A Tribune investigation revealed that the driver’s licenses of thousands of drunk drivers have not been suspended because the arrests of these drivers are not being logged into state computers. While state officials blame the police for failing to send their reports to the Illinois Secretary of State, the police departments say that they put all necessary paperwork in the mail. While the root of the problem is relatively unclear, the Tribune noted that the mistakes appear to be widespread. In fact, since 2010, more than 3,000 Chicago area drivers’ arrests were not logged and as many as one in 15 DUI defendants do not have suspended licenses in DuPage County.
Police in other states are permitted to log arrests electronically, making the process more efficient and reliable. However, Illinois has not yet made this change and does not expect to for at least a year or likely longer.
In Illinois, the suspension process begins with paper forms that the officers fill out by hand which are mailed to a state office building in Springfield. The state workers then enter the information into the computer, which requires deciphering the officers’ handwriting. There are many opportunities for mistakes to occur, such as the use of improper forms, forms getting lost in the mail or in Springfield and illegible handwriting.

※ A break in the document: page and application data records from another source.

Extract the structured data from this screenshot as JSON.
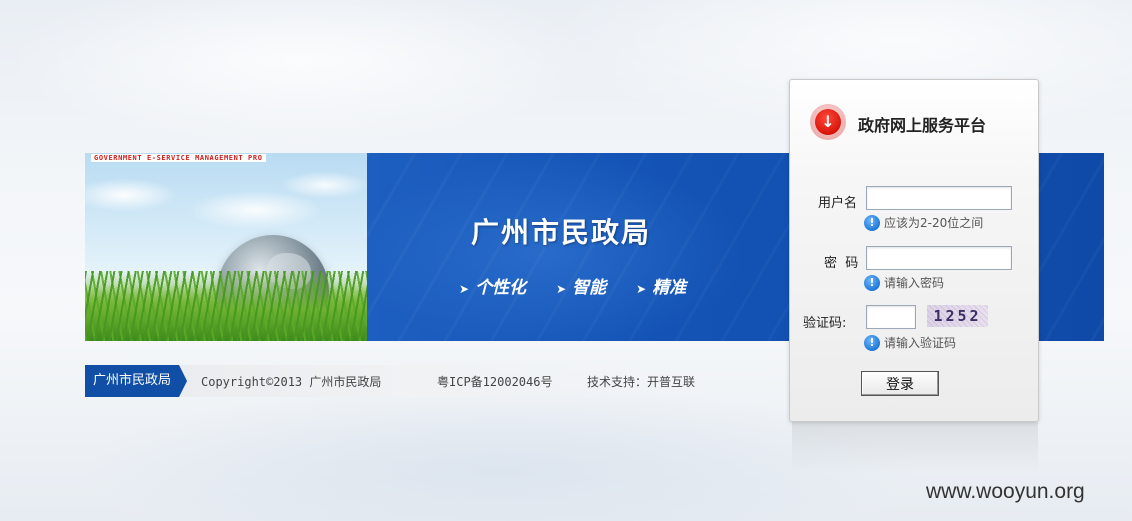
{
  "banner": {
    "tagline": "GOVERNMENT E-SERVICE MANAGEMENT PRO",
    "title": "广州市民政局",
    "slogans": [
      "个性化",
      "智能",
      "精准"
    ]
  },
  "footer": {
    "tag": "广州市民政局",
    "copyright": "Copyright©2013 广州市民政局",
    "icp": "粤ICP备12002046号",
    "support": "技术支持：开普互联"
  },
  "login": {
    "title": "政府网上服务平台",
    "username_label": "用户名",
    "username_value": "",
    "username_hint": "应该为2-20位之间",
    "password_label": "密  码",
    "password_value": "",
    "password_hint": "请输入密码",
    "captcha_label": "验证码:",
    "captcha_value": "",
    "captcha_code": "1252",
    "captcha_hint": "请输入验证码",
    "submit_label": "登录"
  },
  "watermark": "www.wooyun.org",
  "colors": {
    "banner_blue": "#1453b5",
    "footer_tag": "#114fa6",
    "login_icon": "#d8140c",
    "info_icon": "#1f78d8"
  },
  "icons": {
    "panel": "download-arrow-icon",
    "hint": "info-icon"
  }
}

After the Tribune investigation revealed these mistakes, a Secretary of State spokesman said that the agency will send a letter this week to all police departments to remind them that the law requires police to fill out and mail in their forms.

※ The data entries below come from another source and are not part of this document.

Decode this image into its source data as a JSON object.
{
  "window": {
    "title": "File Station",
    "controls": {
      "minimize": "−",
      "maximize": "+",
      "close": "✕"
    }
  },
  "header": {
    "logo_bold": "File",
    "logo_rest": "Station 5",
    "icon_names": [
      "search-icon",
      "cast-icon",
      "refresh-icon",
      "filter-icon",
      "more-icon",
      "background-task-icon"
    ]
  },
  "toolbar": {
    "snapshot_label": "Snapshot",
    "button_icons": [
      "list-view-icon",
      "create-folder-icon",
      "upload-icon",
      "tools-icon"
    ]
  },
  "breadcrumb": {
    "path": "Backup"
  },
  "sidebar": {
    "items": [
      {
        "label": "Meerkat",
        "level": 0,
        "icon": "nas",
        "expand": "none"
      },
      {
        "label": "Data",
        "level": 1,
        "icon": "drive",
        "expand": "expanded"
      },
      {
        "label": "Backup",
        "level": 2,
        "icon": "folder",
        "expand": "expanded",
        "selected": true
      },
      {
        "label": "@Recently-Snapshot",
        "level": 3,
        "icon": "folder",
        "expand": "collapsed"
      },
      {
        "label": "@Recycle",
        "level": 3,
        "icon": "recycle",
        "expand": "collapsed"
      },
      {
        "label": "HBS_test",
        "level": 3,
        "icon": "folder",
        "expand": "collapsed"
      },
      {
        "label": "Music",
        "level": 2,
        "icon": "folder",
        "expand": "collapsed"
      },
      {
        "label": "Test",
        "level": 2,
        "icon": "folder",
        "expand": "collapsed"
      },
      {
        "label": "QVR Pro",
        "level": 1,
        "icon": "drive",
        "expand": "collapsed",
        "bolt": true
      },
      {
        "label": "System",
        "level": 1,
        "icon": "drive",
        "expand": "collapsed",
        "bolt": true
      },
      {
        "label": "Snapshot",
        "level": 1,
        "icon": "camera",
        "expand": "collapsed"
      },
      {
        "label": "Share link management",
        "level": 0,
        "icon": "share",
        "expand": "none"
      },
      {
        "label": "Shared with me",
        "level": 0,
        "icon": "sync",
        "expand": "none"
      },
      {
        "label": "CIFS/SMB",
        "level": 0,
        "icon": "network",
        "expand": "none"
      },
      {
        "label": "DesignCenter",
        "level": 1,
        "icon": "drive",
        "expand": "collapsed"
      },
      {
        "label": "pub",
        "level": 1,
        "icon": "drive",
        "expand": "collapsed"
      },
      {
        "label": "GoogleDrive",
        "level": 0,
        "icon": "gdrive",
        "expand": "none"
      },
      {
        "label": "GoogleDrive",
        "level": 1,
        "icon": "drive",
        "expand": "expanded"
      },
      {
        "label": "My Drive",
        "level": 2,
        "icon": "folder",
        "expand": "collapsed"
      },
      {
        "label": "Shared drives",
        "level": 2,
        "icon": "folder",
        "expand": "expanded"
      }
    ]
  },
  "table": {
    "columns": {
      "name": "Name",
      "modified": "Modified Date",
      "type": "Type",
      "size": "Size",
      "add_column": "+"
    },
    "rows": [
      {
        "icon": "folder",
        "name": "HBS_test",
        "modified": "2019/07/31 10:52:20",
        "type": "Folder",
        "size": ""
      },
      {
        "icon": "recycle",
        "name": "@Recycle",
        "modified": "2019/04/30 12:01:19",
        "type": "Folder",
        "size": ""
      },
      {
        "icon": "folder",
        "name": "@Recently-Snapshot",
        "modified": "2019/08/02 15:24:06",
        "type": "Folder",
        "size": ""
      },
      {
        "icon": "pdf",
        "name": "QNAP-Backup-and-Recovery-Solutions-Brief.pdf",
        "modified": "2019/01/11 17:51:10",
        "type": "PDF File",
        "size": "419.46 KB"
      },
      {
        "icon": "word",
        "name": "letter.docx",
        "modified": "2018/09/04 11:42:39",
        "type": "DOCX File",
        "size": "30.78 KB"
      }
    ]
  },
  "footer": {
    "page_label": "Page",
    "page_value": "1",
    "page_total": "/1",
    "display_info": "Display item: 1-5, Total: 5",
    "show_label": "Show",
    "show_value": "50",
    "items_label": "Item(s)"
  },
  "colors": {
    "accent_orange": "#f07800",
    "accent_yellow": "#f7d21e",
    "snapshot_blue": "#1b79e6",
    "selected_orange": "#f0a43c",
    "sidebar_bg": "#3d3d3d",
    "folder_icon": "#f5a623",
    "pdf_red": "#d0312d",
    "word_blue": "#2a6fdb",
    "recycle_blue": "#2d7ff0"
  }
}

State will press cops to avoid DUI paperwork errors, March 3, 2015, www.chicagotribune.com
DUI paperwork mistakes allow thousands of drivers back on Illinois Roads, February 28, 2015, www.chicagotribune.com